§ What to produce:
Within the records below, find each line with the word "name" and copy it out.

(Web page and app entries)
▼
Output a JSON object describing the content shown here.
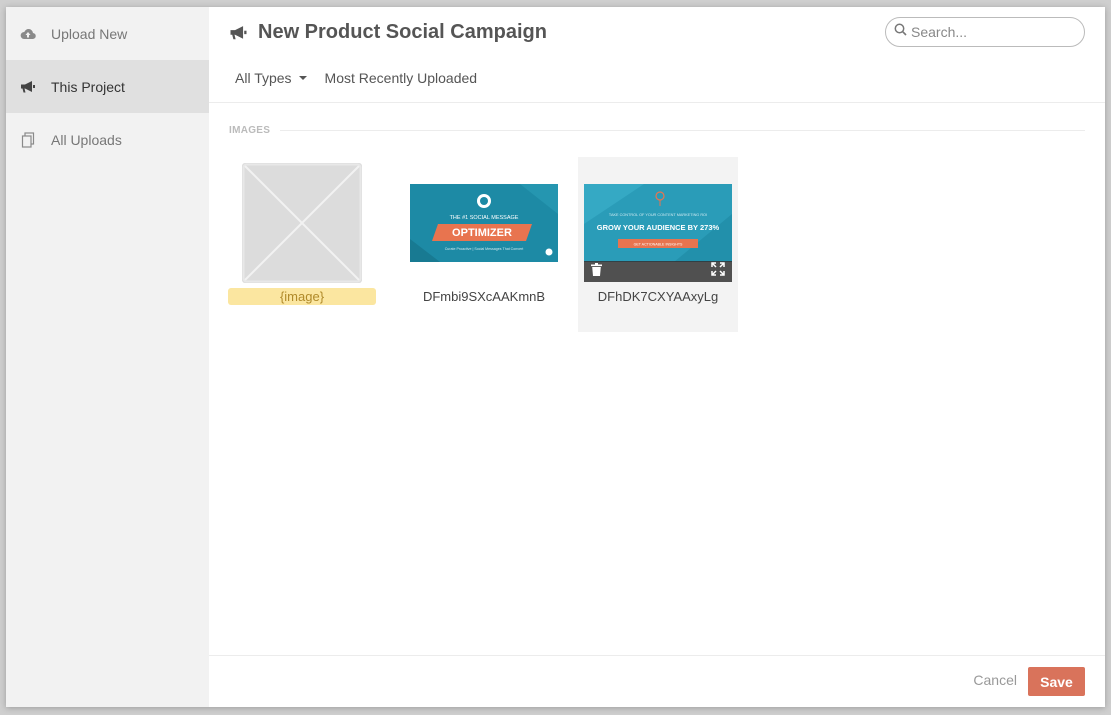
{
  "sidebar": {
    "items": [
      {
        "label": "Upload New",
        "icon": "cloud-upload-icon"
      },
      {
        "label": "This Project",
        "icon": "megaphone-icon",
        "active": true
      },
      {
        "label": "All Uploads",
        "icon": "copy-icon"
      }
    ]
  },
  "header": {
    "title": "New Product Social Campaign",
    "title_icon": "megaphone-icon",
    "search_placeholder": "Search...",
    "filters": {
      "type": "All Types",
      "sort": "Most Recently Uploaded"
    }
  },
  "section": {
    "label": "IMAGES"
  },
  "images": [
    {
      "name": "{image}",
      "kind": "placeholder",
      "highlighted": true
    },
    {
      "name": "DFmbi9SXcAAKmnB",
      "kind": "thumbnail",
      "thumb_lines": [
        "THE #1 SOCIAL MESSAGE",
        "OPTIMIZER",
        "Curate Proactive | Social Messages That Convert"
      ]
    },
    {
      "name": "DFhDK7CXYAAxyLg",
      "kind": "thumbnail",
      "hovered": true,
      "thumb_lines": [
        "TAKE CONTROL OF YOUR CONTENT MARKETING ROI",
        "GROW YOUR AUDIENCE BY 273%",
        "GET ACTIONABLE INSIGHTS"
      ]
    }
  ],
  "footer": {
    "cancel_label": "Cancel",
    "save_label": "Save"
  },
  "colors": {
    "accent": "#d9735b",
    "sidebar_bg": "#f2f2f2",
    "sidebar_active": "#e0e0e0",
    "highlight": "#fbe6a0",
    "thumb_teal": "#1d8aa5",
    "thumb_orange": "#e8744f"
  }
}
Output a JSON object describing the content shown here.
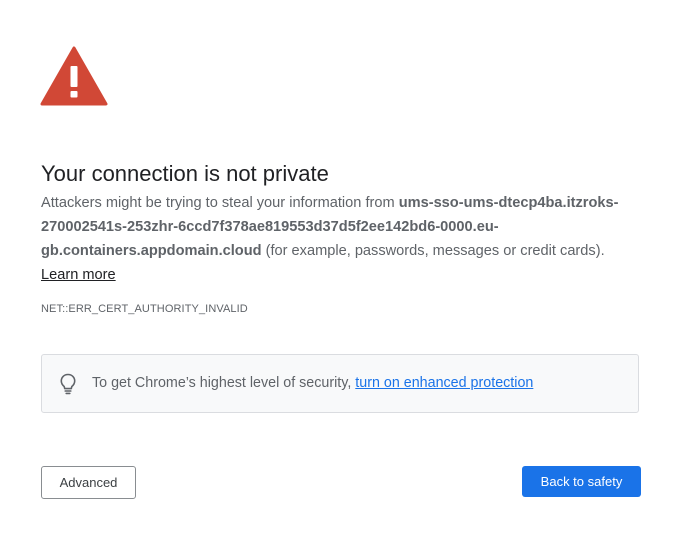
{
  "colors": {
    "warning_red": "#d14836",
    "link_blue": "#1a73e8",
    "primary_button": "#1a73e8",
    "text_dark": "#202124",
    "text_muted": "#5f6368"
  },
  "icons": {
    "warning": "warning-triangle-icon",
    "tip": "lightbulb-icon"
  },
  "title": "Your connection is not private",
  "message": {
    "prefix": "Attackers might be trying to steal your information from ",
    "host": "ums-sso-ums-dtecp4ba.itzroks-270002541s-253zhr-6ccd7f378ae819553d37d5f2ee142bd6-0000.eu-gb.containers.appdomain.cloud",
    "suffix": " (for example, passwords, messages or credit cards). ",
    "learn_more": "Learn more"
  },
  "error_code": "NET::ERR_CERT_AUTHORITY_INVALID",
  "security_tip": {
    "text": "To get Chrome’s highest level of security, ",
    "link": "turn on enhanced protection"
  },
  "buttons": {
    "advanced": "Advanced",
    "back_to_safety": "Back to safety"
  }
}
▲
§ Completed exercise:
      "name": "{image}",
      "name": "DFmbi9SXcAAKmnB",
      "name": "DFhDK7CXYAAxyLg",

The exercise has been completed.